Action item:
Each line of the entries below that includes "duration" belongs in your answer.

Entries shown:
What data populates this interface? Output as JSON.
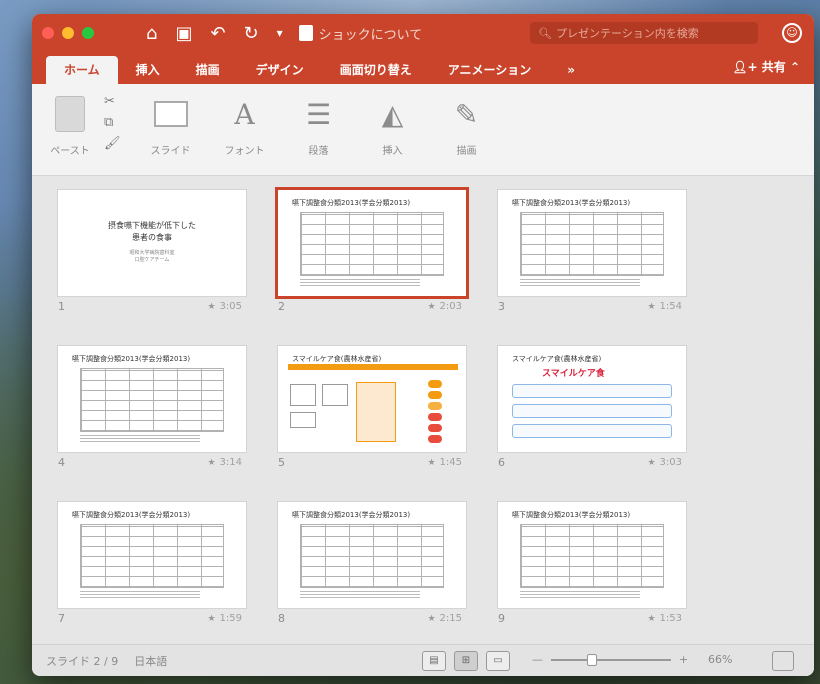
{
  "titlebar": {
    "doc_title": "ショックについて",
    "search_placeholder": "プレゼンテーション内を検索",
    "qa_icons": [
      "home-icon",
      "save-icon",
      "undo-icon",
      "redo-icon",
      "customize-icon"
    ]
  },
  "tabs": [
    "ホーム",
    "挿入",
    "描画",
    "デザイン",
    "画面切り替え",
    "アニメーション",
    "»"
  ],
  "active_tab": "ホーム",
  "share_label": "共有",
  "ribbon": {
    "paste_label": "ペースト",
    "slide_label": "スライド",
    "font_label": "フォント",
    "paragraph_label": "段落",
    "insert_label": "挿入",
    "draw_label": "描画"
  },
  "slides": [
    {
      "num": "1",
      "time": "3:05",
      "title": "摂食嚥下機能が低下した\n患者の食事",
      "type": "title",
      "sub": "昭和大学病院歯科室\n口腔ケアチーム"
    },
    {
      "num": "2",
      "time": "2:03",
      "title": "嚥下調整食分類2013(学会分類2013)",
      "type": "table",
      "selected": true
    },
    {
      "num": "3",
      "time": "1:54",
      "title": "嚥下調整食分類2013(学会分類2013)",
      "type": "table"
    },
    {
      "num": "4",
      "time": "3:14",
      "title": "嚥下調整食分類2013(学会分類2013)",
      "type": "table"
    },
    {
      "num": "5",
      "time": "1:45",
      "title": "スマイルケア食(農林水産省)",
      "type": "flow"
    },
    {
      "num": "6",
      "time": "3:03",
      "title": "スマイルケア食(農林水産省)",
      "type": "smile",
      "logo": "スマイルケア食"
    },
    {
      "num": "7",
      "time": "1:59",
      "title": "嚥下調整食分類2013(学会分類2013)",
      "type": "table"
    },
    {
      "num": "8",
      "time": "2:15",
      "title": "嚥下調整食分類2013(学会分類2013)",
      "type": "table"
    },
    {
      "num": "9",
      "time": "1:53",
      "title": "嚥下調整食分類2013(学会分類2013)",
      "type": "table"
    }
  ],
  "status": {
    "slide_info": "スライド 2 / 9",
    "language": "日本語",
    "zoom": "66%"
  },
  "colors": {
    "accent": "#c9442a",
    "selection": "#c9442a"
  }
}
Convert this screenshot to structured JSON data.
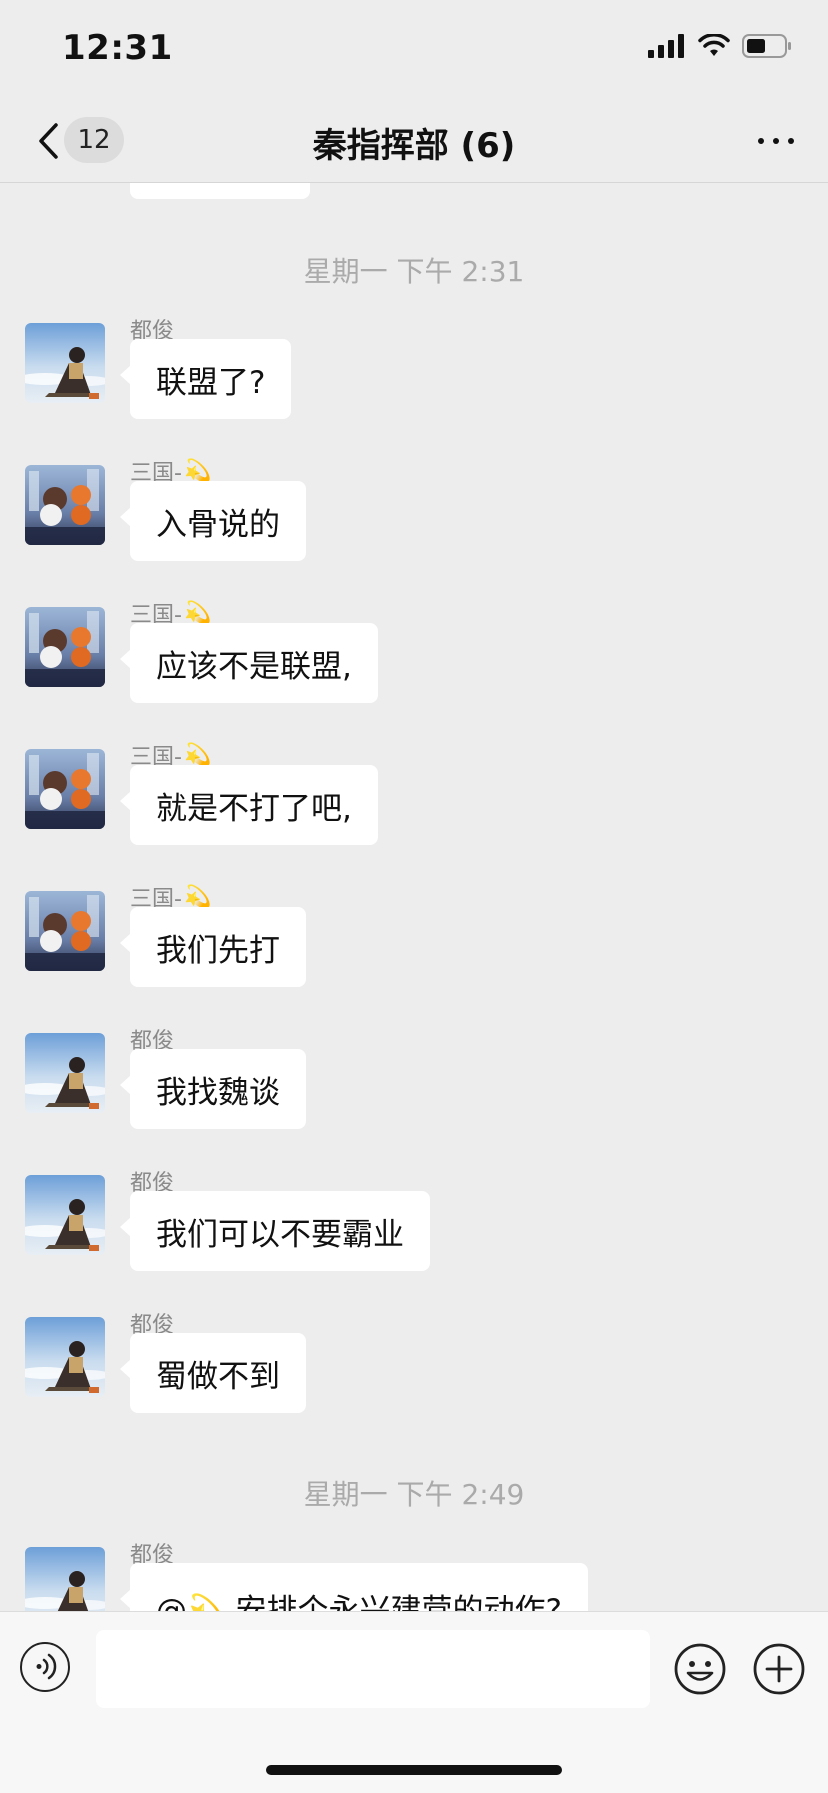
{
  "status_bar": {
    "time": "12:31"
  },
  "nav": {
    "unread_count": "12",
    "title": "秦指挥部 (6)"
  },
  "chat": {
    "time_dividers": [
      "星期一 下午 2:31",
      "星期一 下午 2:49"
    ],
    "messages": [
      {
        "sender": "都俊",
        "text": "联盟了?",
        "avatar": "seated-figure-avatar"
      },
      {
        "sender": "三国-",
        "sender_emoji": "💫",
        "text": "入骨说的",
        "avatar": "toys-avatar"
      },
      {
        "sender": "三国-",
        "sender_emoji": "💫",
        "text": "应该不是联盟,",
        "avatar": "toys-avatar"
      },
      {
        "sender": "三国-",
        "sender_emoji": "💫",
        "text": "就是不打了吧,",
        "avatar": "toys-avatar"
      },
      {
        "sender": "三国-",
        "sender_emoji": "💫",
        "text": "我们先打",
        "avatar": "toys-avatar"
      },
      {
        "sender": "都俊",
        "text": "我找魏谈",
        "avatar": "seated-figure-avatar"
      },
      {
        "sender": "都俊",
        "text": "我们可以不要霸业",
        "avatar": "seated-figure-avatar"
      },
      {
        "sender": "都俊",
        "text": "蜀做不到",
        "avatar": "seated-figure-avatar"
      },
      {
        "sender": "都俊",
        "text": "@💫 安排个永兴建营的动作?",
        "avatar": "seated-figure-avatar"
      }
    ]
  },
  "input_bar": {
    "voice_icon": "voice-icon",
    "emoji_icon": "emoji-icon",
    "plus_icon": "plus-icon",
    "text_value": ""
  },
  "colors": {
    "background": "#ededed",
    "bubble": "#ffffff",
    "meta_text": "#aaaaaa"
  }
}
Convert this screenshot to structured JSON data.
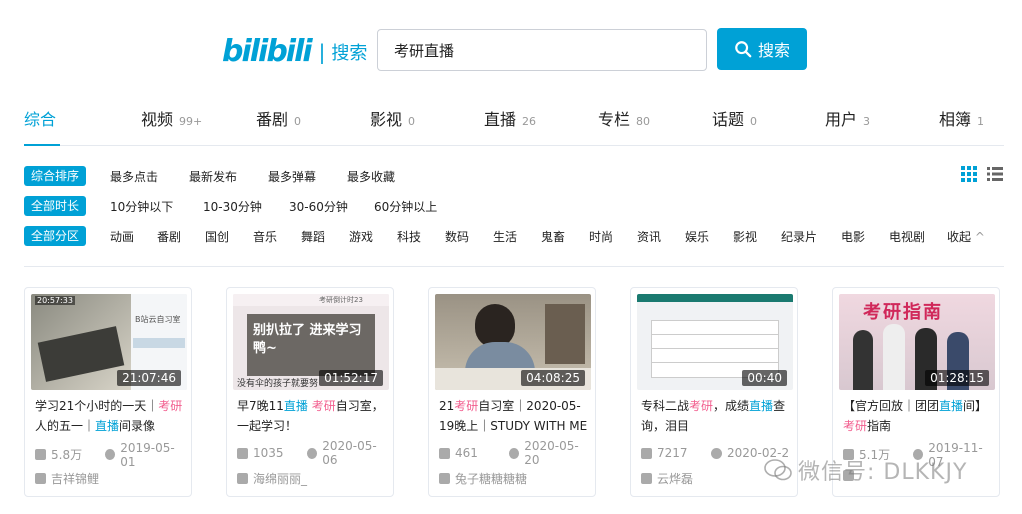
{
  "header": {
    "logo": "bilibili",
    "logo_sub": "搜索",
    "search_value": "考研直播",
    "search_button": "搜索"
  },
  "tabs": [
    {
      "label": "综合",
      "count": ""
    },
    {
      "label": "视频",
      "count": "99+"
    },
    {
      "label": "番剧",
      "count": "0"
    },
    {
      "label": "影视",
      "count": "0"
    },
    {
      "label": "直播",
      "count": "26"
    },
    {
      "label": "专栏",
      "count": "80"
    },
    {
      "label": "话题",
      "count": "0"
    },
    {
      "label": "用户",
      "count": "3"
    },
    {
      "label": "相簿",
      "count": "1"
    }
  ],
  "filters": {
    "sort": {
      "pill": "综合排序",
      "options": [
        "最多点击",
        "最新发布",
        "最多弹幕",
        "最多收藏"
      ]
    },
    "duration": {
      "pill": "全部时长",
      "options": [
        "10分钟以下",
        "10-30分钟",
        "30-60分钟",
        "60分钟以上"
      ]
    },
    "zone": {
      "pill": "全部分区",
      "options": [
        "动画",
        "番剧",
        "国创",
        "音乐",
        "舞蹈",
        "游戏",
        "科技",
        "数码",
        "生活",
        "鬼畜",
        "时尚",
        "资讯",
        "娱乐",
        "影视",
        "纪录片",
        "电影",
        "电视剧",
        "收起"
      ]
    }
  },
  "cards": [
    {
      "duration": "21:07:46",
      "title_parts": [
        [
          "学习21个小时的一天｜",
          ""
        ],
        [
          "考研",
          "hl"
        ],
        [
          "人的五一｜",
          ""
        ],
        [
          "直播",
          "hl"
        ],
        [
          "间录像",
          ""
        ]
      ],
      "plays": "5.8万",
      "date": "2019-05-01",
      "uploader": "吉祥锦鲤",
      "thumb_time": "20:57:33",
      "thumb_text": "B站云自习室"
    },
    {
      "duration": "01:52:17",
      "title_parts": [
        [
          "早7晚11",
          ""
        ],
        [
          "直播",
          "hl"
        ],
        [
          " ",
          ""
        ],
        [
          "考研",
          "hl"
        ],
        [
          "自习室，一起学习！",
          ""
        ]
      ],
      "plays": "1035",
      "date": "2020-05-06",
      "uploader": "海绵丽丽_",
      "thumb_top": "考研倒计时23",
      "thumb_text": "别扒拉了 进来学习鸭~",
      "thumb_bottom": "没有伞的孩子就要努"
    },
    {
      "duration": "04:08:25",
      "title_parts": [
        [
          "21",
          ""
        ],
        [
          "考研",
          "hl"
        ],
        [
          "自习室｜2020-05-19晚上｜STUDY WITH ME",
          ""
        ]
      ],
      "plays": "461",
      "date": "2020-05-20",
      "uploader": "兔子糖糖糖糖"
    },
    {
      "duration": "00:40",
      "title_parts": [
        [
          "专科二战",
          ""
        ],
        [
          "考研",
          "hl"
        ],
        [
          "，成绩",
          ""
        ],
        [
          "直播",
          "hl"
        ],
        [
          "查询，泪目",
          ""
        ]
      ],
      "plays": "7217",
      "date": "2020-02-2",
      "uploader": "云烨磊"
    },
    {
      "duration": "01:28:15",
      "title_parts": [
        [
          "【官方回放｜团团",
          ""
        ],
        [
          "直播",
          "hl"
        ],
        [
          "间】",
          ""
        ],
        [
          "考研",
          "hl"
        ],
        [
          "指南",
          ""
        ]
      ],
      "plays": "5.1万",
      "date": "2019-11-07",
      "uploader": "",
      "thumb_text": "考研指南"
    }
  ],
  "watermark": "微信号: DLKKJY",
  "colors": {
    "accent": "#00a1d6",
    "highlight": "#f25d8e"
  }
}
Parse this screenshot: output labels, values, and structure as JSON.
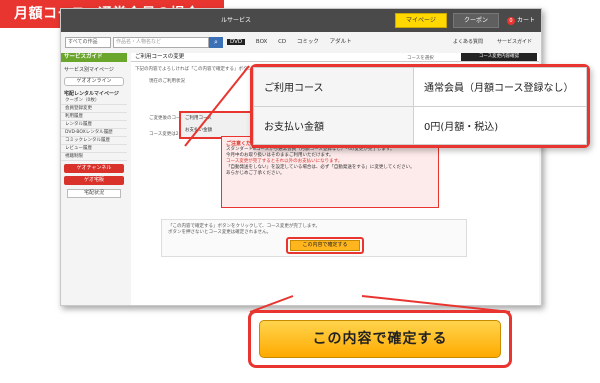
{
  "banner": {
    "title": "月額コース→通常会員の場合"
  },
  "topbar": {
    "service_label": "ルサービス",
    "mypage_label": "マイページ",
    "coupon_label": "クーポン",
    "cart_label": "カート",
    "cart_count": "0"
  },
  "search": {
    "select_value": "すべての作品",
    "placeholder": "作品名・人物名など",
    "categories": [
      "DVD",
      "BOX",
      "CD",
      "コミック",
      "アダルト"
    ],
    "faq_label": "よくある質問",
    "service_guide_label": "サービスガイド"
  },
  "sidebar": {
    "guide_label": "サービスガイド",
    "title": "サービス別マイページ",
    "gate_button": "ゲオオンライン",
    "rental_head": "宅配レンタルマイページ",
    "items": [
      "クーポン（0枚）",
      "会員登録変更",
      "利用履歴",
      "レンタル履歴",
      "DVD-BOXレンタル履歴",
      "コミックレンタル履歴",
      "レビュー履歴",
      "視聴制限"
    ],
    "geo_channel": "ゲオチャンネル",
    "geo_mall": "ゲオ宅販",
    "delivery_status": "宅配状況"
  },
  "main": {
    "heading": "ご利用コースの変更",
    "step_prev": "コースを選択",
    "step_current": "コース変更内容確認",
    "intro": "下記の内容でよろしければ「この内容で確定する」ボタンをクリックしてください。",
    "current_label": "現在のご利用状況",
    "after_label": "ご変更後のコース",
    "after_note": "コース変更は2月1日からの更新となります。",
    "small_rows": [
      {
        "key": "ご利用コース",
        "value": "通常会員（月額コース登録なし）"
      },
      {
        "key": "お支払い金額",
        "value": "0円（月額・税込）"
      }
    ]
  },
  "notice": {
    "heading": "ご注意ください",
    "line1": "スタンダード8コースから通常会員（月額コース登録なし）への変更が完了します。",
    "line2": "今月中のお取り扱いはそのままご利用いただけます。",
    "red1": "コース変更が完了するとそれ以外のお支払いになります。",
    "line3": "「自動発送をしない」を設定している場合は、必ず「自動発送をする」に変更してください。",
    "line4": "あらかじめご了承ください。"
  },
  "confirm": {
    "note1": "「この内容で確定する」ボタンをクリックして、コース変更が完了します。",
    "note2": "ボタンを押さないとコース変更は確定されません。",
    "button_label": "この内容で確定する"
  },
  "zoom_table": [
    {
      "key": "ご利用コース",
      "value": "通常会員（月額コース登録なし）"
    },
    {
      "key": "お支払い金額",
      "value": "0円(月額・税込)"
    }
  ],
  "zoom_button": {
    "label": "この内容で確定する"
  }
}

Task output:
    "duration": {
      "duration": "21:07:46",
      "duration": "01:52:17",
      "duration": "04:08:25",
      "duration": "00:40",
      "duration": "01:28:15",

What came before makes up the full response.